- **TASK OBJECTIVE**:
Report back every line of the entries that contains "text", exactly as written.

/---

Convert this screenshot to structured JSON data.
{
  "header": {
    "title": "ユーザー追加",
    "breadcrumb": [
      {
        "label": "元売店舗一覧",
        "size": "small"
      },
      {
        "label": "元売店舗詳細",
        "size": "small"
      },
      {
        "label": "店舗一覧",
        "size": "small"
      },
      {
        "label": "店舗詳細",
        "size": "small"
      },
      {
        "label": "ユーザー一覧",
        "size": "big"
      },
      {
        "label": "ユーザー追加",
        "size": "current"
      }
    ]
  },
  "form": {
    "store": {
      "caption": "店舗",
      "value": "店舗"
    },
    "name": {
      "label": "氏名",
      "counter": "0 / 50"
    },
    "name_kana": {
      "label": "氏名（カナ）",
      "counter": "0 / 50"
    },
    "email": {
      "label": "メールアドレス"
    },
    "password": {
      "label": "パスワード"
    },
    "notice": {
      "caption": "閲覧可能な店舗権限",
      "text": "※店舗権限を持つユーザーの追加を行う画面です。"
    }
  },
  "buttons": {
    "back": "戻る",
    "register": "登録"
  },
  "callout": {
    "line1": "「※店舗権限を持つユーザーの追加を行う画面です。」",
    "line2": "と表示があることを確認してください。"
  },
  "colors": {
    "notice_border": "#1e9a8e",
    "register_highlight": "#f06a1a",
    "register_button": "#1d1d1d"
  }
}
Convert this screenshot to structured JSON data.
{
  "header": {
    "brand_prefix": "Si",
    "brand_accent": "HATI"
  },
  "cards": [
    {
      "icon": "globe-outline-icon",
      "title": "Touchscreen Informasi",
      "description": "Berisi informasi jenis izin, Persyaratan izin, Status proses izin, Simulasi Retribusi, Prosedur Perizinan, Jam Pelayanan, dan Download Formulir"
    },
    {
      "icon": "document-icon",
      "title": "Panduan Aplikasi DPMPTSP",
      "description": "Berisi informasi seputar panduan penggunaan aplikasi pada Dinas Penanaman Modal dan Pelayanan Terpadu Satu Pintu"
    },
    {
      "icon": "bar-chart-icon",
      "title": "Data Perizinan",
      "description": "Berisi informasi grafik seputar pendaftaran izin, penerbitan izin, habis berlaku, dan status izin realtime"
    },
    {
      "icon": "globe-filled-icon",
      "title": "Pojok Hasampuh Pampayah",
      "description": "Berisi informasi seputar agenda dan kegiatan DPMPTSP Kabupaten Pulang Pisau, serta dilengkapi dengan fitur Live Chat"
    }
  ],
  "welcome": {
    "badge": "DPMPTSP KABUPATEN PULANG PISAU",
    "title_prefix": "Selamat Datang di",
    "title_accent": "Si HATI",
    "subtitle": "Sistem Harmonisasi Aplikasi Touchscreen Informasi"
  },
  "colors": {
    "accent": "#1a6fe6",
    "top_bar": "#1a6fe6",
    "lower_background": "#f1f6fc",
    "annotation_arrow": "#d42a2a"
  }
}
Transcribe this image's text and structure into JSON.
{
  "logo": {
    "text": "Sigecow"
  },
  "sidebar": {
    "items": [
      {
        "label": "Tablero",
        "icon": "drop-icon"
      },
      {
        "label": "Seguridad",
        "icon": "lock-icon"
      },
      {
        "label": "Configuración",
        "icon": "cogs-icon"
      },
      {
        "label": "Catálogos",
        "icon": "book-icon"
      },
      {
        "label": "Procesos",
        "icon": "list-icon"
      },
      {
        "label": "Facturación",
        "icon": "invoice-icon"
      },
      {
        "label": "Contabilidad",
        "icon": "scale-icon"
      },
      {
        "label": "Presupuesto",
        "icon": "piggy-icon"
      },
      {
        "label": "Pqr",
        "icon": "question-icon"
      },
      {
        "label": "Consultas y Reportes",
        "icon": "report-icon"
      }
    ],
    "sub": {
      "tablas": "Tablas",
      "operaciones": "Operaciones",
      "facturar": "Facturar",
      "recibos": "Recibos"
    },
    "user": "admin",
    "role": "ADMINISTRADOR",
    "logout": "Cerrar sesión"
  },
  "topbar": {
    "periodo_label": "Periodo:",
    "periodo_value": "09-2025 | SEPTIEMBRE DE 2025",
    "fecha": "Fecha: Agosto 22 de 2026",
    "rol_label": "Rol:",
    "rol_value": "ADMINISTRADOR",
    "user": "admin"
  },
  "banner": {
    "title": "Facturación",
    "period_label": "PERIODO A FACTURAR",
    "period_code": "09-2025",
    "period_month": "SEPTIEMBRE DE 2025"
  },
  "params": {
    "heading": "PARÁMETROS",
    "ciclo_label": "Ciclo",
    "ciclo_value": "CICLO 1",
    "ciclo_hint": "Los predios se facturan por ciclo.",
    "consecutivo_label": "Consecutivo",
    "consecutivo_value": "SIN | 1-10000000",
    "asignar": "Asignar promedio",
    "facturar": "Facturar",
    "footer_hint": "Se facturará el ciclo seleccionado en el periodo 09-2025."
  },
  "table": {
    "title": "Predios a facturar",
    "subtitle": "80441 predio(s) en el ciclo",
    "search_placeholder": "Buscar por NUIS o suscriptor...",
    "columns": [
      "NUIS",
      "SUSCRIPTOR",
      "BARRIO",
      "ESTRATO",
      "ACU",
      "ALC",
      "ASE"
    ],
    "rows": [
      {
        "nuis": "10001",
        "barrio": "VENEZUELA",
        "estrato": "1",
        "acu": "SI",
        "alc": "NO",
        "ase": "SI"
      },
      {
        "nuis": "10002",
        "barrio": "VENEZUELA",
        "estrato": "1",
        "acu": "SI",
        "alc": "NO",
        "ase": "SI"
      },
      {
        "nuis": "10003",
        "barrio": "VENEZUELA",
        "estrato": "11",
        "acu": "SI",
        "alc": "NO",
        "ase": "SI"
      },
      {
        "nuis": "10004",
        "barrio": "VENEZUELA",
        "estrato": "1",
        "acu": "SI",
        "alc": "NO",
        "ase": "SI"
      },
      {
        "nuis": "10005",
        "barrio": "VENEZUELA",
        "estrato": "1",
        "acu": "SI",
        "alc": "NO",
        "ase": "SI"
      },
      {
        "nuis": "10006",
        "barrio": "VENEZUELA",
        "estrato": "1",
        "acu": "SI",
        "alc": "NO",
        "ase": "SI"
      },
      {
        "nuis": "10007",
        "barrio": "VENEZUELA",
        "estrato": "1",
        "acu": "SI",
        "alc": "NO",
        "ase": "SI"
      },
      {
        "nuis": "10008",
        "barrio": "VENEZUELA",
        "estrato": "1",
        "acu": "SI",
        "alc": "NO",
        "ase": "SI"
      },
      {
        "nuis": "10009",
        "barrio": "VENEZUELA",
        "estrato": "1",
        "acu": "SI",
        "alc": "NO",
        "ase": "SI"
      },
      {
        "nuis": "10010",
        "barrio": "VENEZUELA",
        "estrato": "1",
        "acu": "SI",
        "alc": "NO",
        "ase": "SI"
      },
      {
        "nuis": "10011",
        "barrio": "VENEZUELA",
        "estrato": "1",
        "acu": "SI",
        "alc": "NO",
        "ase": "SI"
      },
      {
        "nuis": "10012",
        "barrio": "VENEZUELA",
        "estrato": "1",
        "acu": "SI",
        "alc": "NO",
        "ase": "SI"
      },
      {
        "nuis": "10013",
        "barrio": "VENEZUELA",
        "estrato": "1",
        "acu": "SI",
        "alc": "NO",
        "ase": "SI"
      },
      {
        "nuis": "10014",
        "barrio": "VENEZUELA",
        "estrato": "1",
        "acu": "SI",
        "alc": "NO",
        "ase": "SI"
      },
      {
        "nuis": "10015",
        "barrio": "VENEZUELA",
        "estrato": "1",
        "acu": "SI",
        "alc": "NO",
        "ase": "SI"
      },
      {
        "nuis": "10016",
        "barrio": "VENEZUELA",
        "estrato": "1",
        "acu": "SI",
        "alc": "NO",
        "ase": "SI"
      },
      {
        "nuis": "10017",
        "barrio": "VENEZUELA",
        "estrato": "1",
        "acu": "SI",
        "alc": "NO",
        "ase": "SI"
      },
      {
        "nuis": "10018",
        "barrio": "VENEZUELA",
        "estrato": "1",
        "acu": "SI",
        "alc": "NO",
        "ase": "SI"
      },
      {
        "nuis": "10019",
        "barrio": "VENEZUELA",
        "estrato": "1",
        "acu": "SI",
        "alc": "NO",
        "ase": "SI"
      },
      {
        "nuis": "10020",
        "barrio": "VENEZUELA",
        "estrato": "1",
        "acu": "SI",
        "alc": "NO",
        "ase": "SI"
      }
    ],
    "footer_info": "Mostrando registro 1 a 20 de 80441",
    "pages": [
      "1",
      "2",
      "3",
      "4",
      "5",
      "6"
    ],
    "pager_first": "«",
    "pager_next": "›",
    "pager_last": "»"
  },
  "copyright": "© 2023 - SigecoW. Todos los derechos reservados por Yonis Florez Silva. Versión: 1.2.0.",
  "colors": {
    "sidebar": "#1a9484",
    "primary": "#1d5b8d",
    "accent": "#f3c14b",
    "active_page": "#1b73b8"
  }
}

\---

- **SOLVED PROBLEM**:
      "text": "※店舗権限を持つユーザーの追加を行う画面です。"
Transcribe this image's text and structure into JSON.
    "text": "Sigecow"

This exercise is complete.